The problem>
Which lines of the entries hold the string "this"? Copy each one.
[[ Excerpted records open ]]
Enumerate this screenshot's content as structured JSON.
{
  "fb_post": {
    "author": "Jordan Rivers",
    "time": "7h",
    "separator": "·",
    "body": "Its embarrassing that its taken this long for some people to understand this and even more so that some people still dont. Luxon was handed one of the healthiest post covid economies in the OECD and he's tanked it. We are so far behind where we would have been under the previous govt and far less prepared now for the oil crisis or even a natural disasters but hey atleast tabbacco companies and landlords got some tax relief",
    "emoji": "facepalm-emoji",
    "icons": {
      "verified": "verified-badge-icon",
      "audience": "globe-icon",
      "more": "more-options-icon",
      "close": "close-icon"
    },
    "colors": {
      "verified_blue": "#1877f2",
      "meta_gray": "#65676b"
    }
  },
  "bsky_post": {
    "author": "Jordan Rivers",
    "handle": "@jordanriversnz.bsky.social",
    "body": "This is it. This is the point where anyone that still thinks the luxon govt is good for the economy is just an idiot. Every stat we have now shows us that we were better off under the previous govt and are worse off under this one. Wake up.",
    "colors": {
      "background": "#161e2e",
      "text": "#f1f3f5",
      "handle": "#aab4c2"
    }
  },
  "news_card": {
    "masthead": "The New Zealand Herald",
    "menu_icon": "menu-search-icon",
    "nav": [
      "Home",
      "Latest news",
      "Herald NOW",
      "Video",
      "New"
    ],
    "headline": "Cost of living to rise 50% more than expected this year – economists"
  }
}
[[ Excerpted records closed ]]
Task answer>
Enumerate this screenshot's content as structured JSON.
    "body": "Its embarrassing that its taken this long for some people to understand this and even more so that some people still dont. Luxon was handed one of the healthiest post covid economies in the OECD and he's tanked it. We are so far behind where we would have been under the previous govt and far less prepared now for the oil crisis or even a natural disasters but hey atleast tabbacco companies and landlords got some tax relief",
    "body": "This is it. This is the point where anyone that still thinks the luxon govt is good for the economy is just an idiot. Every stat we have now shows us that we were better off under the previous govt and are worse off under this one. Wake up.",
    "headline": "Cost of living to rise 50% more than expected this year – economists"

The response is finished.